In late July 1810, a body was discovered buried near South Beach. The newly dead man had a straw hat on, lined with green silk. He wore duck trousers and a short jacket. His throat was cut, but in the way one leg and one arm had been drawn up after burial, it was evident that he had been buried alive. A knife and sheath were found near his body.
A jury was called to view the corpse. They promptly concluded that this was a murder.
Locals recalled that about a week earlier, a group of three men had been reported landing very near this spot at about three o’clock in the morning in a longboat. They had abandoned their vessel in the surf, and made westward, avoiding attention until they reached Gay Head, it was recalled.
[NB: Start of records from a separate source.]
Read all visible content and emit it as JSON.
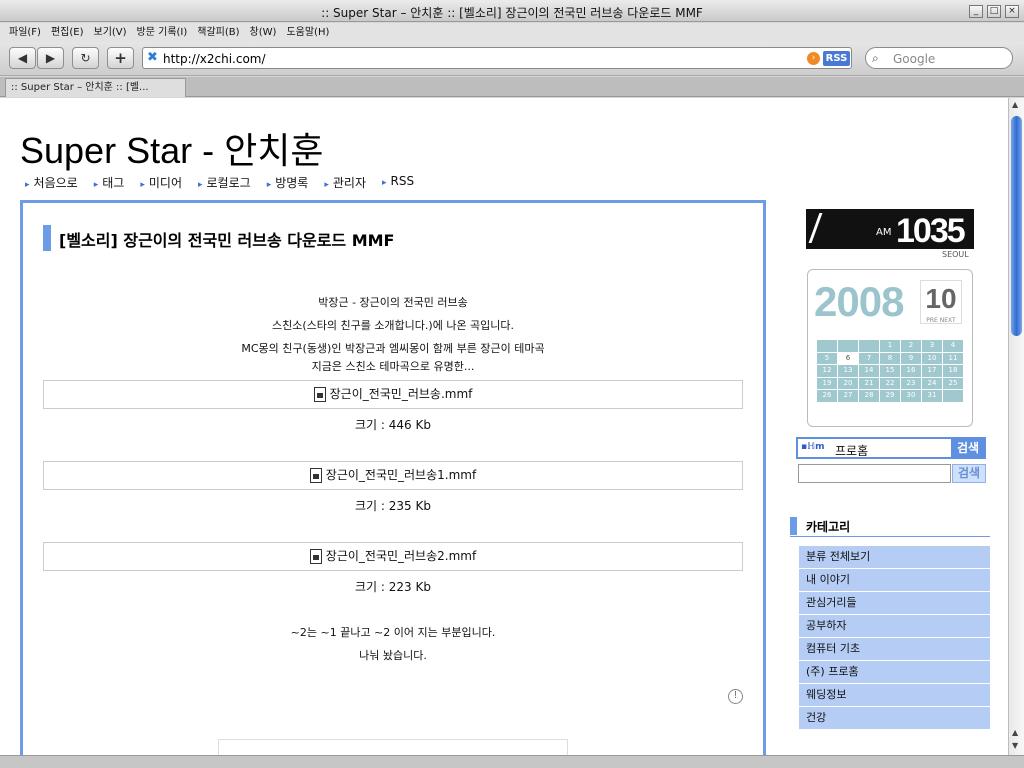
{
  "window": {
    "title": ":: Super Star – 안치훈 :: [벨소리] 장근이의 전국민 러브송 다운로드 MMF"
  },
  "menubar": {
    "items": [
      "파일(F)",
      "편집(E)",
      "보기(V)",
      "방문 기록(I)",
      "책갈피(B)",
      "창(W)",
      "도움말(H)"
    ]
  },
  "toolbar": {
    "url": "http://x2chi.com/",
    "rss_label": "RSS",
    "search_placeholder": "Google"
  },
  "tabs": [
    {
      "label": ":: Super Star – 안치훈 :: [벨..."
    }
  ],
  "blog": {
    "title": "Super Star - 안치훈",
    "nav": [
      "처음으로",
      "태그",
      "미디어",
      "로컬로그",
      "방명록",
      "관리자",
      "RSS"
    ]
  },
  "post": {
    "title": "[벨소리] 장근이의 전국민 러브송 다운로드 MMF",
    "intro": [
      "박장근 - 장근이의 전국민 러브송",
      "스친소(스타의 친구를 소개합니다.)에 나온 곡입니다.",
      "MC몽의 친구(동생)인 박장근과 엠씨몽이 함께 부른 장근이 테마곡",
      "지금은 스친소 테마곡으로 유명한..."
    ],
    "files": [
      {
        "name": "장근이_전국민_러브송.mmf",
        "size": "크기 : 446 Kb"
      },
      {
        "name": "장근이_전국민_러브송1.mmf",
        "size": "크기 : 235 Kb"
      },
      {
        "name": "장근이_전국민_러브송2.mmf",
        "size": "크기 : 223 Kb"
      }
    ],
    "outro": [
      "~2는 ~1 끝나고 ~2 이어 지는 부분입니다.",
      "나눠 놨습니다."
    ]
  },
  "sidebar": {
    "clock": {
      "ampm": "AM",
      "time": "1035",
      "city": "SEOUL"
    },
    "calendar": {
      "year": "2008",
      "month": "10",
      "prev": "PRE",
      "next": "NEXT",
      "days": [
        "",
        "",
        "",
        "1",
        "2",
        "3",
        "4",
        "5",
        "6",
        "7",
        "8",
        "9",
        "10",
        "11",
        "12",
        "13",
        "14",
        "15",
        "16",
        "17",
        "18",
        "19",
        "20",
        "21",
        "22",
        "23",
        "24",
        "25",
        "26",
        "27",
        "28",
        "29",
        "30",
        "31",
        ""
      ],
      "today": "6"
    },
    "search1": {
      "value": "프로홈",
      "button": "검색"
    },
    "search2": {
      "button": "검색"
    },
    "categories": {
      "heading": "카테고리",
      "items": [
        "분류 전체보기",
        "내 이야기",
        "관심거리들",
        "공부하자",
        "컴퓨터 기초",
        "(주) 프로홈",
        "웨딩정보",
        "건강"
      ]
    }
  }
}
At first the three men pretended they could not speak English, and were assumed to be Spaniards. But upon arranging for a boat to New Bedford, at least one spoke good English. They explained that their ship had been wrecked on the shoals south of Nantucket. The captain, the mate, and a few other crewmen had taken one boat east, they said, but the three men had steered theirs west, to the Vineyard. By one report, they carried $5,000 or $6,000 in coin with them.
The men were directed to George West of Chilmark, who transported them to New Bedford in his own vessel.
Their abandoned longboat at South Beach was salvaged, and wound up in the custody of William Mayhew of Chilmark. It appeared to be newly repaired, its timbers made of red cedar. The name “Ervine Bush” appeared on the inside of the stern. Within the vessel were found four oars, a compass, a knife, and some spoons.
Island officials requested that printers throughout the U.S. insert the story into their newspapers, but the murder remains unsolved.
Chris Baer teaches photography and graphics at Martha’s Vineyard Regional High School. His book, “Martha’s Vineyard Tales,” containing many “This Was Then” columns, was released June 2018.